Records drawn from a dataset:
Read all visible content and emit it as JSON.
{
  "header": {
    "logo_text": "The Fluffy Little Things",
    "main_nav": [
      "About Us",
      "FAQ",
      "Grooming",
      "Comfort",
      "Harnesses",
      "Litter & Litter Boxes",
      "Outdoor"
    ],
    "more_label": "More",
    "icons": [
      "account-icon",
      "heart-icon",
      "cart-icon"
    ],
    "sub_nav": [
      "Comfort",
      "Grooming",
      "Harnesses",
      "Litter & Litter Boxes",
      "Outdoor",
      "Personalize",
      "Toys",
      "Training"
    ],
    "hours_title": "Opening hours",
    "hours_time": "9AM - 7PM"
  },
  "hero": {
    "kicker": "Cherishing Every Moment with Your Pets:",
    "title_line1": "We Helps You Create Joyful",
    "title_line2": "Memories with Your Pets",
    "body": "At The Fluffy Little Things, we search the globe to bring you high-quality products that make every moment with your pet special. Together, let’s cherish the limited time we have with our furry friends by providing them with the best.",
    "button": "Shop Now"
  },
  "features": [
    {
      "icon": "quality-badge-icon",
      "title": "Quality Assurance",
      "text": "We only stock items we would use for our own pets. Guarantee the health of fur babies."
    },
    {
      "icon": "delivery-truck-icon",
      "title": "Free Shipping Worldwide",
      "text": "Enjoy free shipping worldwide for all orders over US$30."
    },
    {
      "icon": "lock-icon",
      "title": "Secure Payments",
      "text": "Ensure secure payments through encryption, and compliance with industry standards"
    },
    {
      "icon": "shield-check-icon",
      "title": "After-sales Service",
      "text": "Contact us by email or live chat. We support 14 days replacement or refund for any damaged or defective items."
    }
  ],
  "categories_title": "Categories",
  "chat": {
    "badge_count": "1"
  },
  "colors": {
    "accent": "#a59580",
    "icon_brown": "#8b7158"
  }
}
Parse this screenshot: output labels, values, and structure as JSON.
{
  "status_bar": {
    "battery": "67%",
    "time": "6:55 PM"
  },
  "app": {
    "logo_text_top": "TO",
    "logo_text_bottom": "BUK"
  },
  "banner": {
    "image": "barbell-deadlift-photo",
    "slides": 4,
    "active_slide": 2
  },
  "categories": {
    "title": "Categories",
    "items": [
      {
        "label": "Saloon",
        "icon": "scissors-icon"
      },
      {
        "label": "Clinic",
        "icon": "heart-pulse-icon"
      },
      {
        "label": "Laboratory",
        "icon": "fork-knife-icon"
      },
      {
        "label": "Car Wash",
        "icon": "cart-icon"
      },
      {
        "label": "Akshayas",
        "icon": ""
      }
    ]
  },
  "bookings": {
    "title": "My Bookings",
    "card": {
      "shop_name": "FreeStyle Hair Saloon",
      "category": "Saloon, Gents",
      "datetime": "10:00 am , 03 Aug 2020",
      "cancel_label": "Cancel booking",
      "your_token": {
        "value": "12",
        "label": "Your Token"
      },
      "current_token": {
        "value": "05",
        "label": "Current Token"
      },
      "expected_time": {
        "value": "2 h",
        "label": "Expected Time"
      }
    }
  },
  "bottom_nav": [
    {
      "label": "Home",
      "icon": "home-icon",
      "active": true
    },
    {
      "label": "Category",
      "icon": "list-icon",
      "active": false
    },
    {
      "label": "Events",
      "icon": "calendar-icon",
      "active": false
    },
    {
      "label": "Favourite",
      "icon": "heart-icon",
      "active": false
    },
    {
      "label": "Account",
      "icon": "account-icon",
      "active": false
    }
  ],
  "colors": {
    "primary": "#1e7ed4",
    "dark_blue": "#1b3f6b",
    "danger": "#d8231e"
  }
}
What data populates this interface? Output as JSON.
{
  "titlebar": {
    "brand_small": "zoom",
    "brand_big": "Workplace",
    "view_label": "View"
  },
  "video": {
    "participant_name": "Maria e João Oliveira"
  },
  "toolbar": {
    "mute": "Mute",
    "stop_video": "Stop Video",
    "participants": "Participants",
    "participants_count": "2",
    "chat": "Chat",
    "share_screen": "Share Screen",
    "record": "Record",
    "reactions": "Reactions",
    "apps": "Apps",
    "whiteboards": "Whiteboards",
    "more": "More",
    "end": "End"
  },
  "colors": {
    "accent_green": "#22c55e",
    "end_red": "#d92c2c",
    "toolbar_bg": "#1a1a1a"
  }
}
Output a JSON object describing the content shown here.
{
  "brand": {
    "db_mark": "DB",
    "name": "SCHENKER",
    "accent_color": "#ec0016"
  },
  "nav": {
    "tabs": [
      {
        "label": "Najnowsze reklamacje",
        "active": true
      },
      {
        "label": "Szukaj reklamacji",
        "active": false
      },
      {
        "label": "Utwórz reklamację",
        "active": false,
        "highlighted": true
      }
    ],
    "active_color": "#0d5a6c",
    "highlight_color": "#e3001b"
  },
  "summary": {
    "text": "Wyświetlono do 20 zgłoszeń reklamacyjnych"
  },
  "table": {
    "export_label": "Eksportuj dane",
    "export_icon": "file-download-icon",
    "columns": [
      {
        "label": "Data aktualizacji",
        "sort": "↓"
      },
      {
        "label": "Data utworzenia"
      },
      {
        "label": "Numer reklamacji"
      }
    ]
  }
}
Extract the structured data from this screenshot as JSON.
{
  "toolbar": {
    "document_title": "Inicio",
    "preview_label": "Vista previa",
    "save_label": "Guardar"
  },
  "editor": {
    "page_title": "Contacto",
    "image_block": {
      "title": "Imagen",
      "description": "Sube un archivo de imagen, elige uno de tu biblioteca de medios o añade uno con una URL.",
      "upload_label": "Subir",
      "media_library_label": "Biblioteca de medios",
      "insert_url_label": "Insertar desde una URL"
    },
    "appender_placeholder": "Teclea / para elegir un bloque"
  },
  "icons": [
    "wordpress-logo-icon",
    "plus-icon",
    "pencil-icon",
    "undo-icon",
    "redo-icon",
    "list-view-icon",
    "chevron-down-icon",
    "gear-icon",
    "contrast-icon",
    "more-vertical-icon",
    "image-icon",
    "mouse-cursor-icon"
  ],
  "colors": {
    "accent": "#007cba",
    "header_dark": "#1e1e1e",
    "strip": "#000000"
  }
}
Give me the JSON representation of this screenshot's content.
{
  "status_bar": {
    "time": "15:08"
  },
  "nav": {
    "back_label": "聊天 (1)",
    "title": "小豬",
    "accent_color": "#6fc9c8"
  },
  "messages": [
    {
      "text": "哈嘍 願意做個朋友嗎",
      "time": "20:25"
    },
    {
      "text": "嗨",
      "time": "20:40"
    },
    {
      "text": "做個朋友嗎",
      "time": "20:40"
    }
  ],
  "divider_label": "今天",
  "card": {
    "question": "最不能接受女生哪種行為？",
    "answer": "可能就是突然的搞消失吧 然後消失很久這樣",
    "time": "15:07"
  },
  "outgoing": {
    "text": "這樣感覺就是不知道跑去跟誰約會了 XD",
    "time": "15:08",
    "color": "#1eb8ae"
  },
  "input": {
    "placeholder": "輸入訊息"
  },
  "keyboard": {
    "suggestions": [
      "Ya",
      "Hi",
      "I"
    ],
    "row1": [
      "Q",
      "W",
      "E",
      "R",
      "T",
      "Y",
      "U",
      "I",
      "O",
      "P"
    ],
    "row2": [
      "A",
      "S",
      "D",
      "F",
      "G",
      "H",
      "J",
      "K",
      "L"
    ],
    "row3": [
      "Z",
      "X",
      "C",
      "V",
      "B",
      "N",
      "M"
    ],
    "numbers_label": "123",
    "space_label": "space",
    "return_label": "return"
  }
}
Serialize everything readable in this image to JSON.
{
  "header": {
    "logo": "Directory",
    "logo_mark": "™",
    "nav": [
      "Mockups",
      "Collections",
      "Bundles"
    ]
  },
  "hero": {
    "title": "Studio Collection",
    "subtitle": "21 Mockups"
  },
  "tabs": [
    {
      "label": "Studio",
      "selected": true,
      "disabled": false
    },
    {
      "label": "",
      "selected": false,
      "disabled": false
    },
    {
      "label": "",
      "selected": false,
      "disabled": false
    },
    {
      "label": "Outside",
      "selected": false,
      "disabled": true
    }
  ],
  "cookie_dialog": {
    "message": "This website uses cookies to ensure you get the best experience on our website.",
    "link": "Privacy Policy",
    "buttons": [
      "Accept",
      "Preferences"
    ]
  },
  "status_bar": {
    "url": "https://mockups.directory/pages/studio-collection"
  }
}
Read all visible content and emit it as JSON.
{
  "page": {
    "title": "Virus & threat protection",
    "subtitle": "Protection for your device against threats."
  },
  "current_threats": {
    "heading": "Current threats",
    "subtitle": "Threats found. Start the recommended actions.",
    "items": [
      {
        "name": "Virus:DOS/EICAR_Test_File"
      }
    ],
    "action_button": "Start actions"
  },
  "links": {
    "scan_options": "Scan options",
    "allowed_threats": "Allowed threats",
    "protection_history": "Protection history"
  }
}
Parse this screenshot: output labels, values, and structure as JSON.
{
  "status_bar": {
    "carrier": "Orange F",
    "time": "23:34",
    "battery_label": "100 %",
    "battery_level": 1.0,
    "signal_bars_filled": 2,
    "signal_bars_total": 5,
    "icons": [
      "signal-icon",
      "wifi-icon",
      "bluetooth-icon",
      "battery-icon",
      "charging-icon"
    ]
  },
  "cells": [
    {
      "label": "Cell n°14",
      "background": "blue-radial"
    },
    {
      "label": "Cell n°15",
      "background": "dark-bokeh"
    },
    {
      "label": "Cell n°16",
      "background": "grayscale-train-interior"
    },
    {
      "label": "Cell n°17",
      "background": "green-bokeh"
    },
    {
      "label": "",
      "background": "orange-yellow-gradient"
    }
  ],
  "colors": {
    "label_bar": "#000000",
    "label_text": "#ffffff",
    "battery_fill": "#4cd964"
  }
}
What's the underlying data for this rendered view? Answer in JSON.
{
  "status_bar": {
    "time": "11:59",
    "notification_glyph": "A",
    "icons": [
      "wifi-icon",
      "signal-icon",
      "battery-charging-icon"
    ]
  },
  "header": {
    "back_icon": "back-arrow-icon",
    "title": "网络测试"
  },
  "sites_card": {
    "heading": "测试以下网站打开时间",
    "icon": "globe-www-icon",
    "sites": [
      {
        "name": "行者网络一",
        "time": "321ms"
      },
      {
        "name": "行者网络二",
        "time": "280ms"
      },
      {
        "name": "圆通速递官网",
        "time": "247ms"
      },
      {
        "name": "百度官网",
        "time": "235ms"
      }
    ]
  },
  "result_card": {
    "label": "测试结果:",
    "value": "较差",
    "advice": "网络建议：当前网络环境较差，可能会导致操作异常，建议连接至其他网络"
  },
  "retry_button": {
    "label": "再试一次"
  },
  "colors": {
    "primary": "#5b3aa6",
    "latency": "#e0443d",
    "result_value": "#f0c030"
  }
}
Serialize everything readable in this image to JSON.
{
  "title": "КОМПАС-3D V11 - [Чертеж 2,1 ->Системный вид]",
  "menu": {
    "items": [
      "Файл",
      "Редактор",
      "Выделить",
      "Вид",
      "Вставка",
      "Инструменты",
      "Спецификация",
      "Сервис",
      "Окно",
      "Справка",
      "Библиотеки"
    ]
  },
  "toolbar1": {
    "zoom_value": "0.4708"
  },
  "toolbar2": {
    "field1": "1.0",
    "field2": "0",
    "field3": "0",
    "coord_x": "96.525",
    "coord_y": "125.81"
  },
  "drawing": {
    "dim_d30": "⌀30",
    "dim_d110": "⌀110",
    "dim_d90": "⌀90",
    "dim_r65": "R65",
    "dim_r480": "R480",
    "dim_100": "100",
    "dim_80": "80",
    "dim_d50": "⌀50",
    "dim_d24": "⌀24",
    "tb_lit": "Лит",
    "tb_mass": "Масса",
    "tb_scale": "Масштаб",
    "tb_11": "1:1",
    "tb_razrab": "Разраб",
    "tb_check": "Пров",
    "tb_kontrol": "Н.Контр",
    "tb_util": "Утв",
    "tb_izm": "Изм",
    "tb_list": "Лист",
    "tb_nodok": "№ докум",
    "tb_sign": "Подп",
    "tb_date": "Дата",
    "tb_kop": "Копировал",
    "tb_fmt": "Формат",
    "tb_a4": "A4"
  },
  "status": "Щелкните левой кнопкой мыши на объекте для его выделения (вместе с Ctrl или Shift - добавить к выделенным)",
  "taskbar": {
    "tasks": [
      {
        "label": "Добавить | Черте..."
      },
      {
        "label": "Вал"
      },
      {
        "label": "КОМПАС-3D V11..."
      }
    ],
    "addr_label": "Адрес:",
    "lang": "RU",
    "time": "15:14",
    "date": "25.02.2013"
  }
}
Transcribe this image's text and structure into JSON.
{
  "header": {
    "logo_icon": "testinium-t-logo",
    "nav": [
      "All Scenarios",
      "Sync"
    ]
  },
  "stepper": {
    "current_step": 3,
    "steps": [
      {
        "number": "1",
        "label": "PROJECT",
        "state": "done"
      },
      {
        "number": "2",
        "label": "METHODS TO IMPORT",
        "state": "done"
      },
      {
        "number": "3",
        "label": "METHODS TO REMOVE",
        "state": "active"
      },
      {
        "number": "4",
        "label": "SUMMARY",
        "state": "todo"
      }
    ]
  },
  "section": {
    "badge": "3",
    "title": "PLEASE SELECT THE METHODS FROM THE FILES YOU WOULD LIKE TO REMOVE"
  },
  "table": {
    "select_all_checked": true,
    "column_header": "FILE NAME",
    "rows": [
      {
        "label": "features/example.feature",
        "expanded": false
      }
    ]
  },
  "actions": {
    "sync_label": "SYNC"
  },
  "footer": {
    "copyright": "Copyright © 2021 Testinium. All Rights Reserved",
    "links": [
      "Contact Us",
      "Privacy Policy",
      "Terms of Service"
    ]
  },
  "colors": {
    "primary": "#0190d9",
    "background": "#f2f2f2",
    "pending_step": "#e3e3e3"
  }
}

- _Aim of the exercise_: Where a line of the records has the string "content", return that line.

- _Written solution_:
Read all visible content and emit it as JSON.
Output a JSON object describing the content shown here.
Give me the JSON representation of this screenshot's content.
Read all visible content and emit it as JSON.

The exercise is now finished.